**Records for this task**
========================================================================
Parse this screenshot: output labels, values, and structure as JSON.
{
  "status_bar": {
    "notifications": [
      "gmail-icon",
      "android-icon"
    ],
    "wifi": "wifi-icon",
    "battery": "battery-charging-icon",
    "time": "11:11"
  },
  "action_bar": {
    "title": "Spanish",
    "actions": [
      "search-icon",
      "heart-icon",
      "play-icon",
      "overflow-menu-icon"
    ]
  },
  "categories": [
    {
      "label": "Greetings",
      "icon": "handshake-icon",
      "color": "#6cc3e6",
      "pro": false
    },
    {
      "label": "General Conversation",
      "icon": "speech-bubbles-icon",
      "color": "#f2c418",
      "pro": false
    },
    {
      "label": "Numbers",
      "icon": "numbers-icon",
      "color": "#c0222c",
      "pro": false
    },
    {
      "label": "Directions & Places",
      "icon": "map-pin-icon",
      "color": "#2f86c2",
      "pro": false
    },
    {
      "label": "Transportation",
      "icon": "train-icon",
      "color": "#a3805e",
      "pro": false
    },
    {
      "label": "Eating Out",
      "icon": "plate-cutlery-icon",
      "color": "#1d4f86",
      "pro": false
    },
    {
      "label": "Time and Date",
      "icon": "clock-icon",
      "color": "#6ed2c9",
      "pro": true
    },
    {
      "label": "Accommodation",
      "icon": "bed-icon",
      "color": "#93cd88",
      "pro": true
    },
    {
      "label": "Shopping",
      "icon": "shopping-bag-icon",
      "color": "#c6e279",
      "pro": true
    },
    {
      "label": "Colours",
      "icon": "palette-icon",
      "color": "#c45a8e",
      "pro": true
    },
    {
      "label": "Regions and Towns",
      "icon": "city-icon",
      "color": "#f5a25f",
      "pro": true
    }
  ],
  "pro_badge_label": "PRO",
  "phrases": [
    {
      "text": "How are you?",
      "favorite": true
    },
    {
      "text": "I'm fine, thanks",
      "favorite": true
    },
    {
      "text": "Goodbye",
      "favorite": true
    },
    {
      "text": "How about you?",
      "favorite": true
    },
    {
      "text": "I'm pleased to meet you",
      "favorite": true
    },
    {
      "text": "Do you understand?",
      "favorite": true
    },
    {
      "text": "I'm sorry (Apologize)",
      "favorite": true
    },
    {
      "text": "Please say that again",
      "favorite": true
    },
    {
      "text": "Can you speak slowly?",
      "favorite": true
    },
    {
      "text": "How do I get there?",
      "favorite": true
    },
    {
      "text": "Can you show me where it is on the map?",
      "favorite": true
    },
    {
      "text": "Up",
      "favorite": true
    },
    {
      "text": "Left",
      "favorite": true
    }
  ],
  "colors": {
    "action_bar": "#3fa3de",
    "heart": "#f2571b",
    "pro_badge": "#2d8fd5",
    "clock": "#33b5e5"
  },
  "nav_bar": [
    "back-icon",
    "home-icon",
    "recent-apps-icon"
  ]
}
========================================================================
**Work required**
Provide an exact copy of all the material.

**Solution to the problem**
Parse this screenshot: output labels, values, and structure as JSON.
{
  "status_bar": {
    "notifications": [
      "gmail-icon",
      "android-icon"
    ],
    "wifi": "wifi-icon",
    "battery": "battery-charging-icon",
    "time": "11:11"
  },
  "action_bar": {
    "title": "Spanish",
    "actions": [
      "search-icon",
      "heart-icon",
      "play-icon",
      "overflow-menu-icon"
    ]
  },
  "categories": [
    {
      "label": "Greetings",
      "icon": "handshake-icon",
      "color": "#6cc3e6",
      "pro": false
    },
    {
      "label": "General Conversation",
      "icon": "speech-bubbles-icon",
      "color": "#f2c418",
      "pro": false
    },
    {
      "label": "Numbers",
      "icon": "numbers-icon",
      "color": "#c0222c",
      "pro": false
    },
    {
      "label": "Directions & Places",
      "icon": "map-pin-icon",
      "color": "#2f86c2",
      "pro": false
    },
    {
      "label": "Transportation",
      "icon": "train-icon",
      "color": "#a3805e",
      "pro": false
    },
    {
      "label": "Eating Out",
      "icon": "plate-cutlery-icon",
      "color": "#1d4f86",
      "pro": false
    },
    {
      "label": "Time and Date",
      "icon": "clock-icon",
      "color": "#6ed2c9",
      "pro": true
    },
    {
      "label": "Accommodation",
      "icon": "bed-icon",
      "color": "#93cd88",
      "pro": true
    },
    {
      "label": "Shopping",
      "icon": "shopping-bag-icon",
      "color": "#c6e279",
      "pro": true
    },
    {
      "label": "Colours",
      "icon": "palette-icon",
      "color": "#c45a8e",
      "pro": true
    },
    {
      "label": "Regions and Towns",
      "icon": "city-icon",
      "color": "#f5a25f",
      "pro": true
    }
  ],
  "pro_badge_label": "PRO",
  "phrases": [
    {
      "text": "How are you?",
      "favorite": true
    },
    {
      "text": "I'm fine, thanks",
      "favorite": true
    },
    {
      "text": "Goodbye",
      "favorite": true
    },
    {
      "text": "How about you?",
      "favorite": true
    },
    {
      "text": "I'm pleased to meet you",
      "favorite": true
    },
    {
      "text": "Do you understand?",
      "favorite": true
    },
    {
      "text": "I'm sorry (Apologize)",
      "favorite": true
    },
    {
      "text": "Please say that again",
      "favorite": true
    },
    {
      "text": "Can you speak slowly?",
      "favorite": true
    },
    {
      "text": "How do I get there?",
      "favorite": true
    },
    {
      "text": "Can you show me where it is on the map?",
      "favorite": true
    },
    {
      "text": "Up",
      "favorite": true
    },
    {
      "text": "Left",
      "favorite": true
    }
  ],
  "colors": {
    "action_bar": "#3fa3de",
    "heart": "#f2571b",
    "pro_badge": "#2d8fd5",
    "clock": "#33b5e5"
  },
  "nav_bar": [
    "back-icon",
    "home-icon",
    "recent-apps-icon"
  ]
}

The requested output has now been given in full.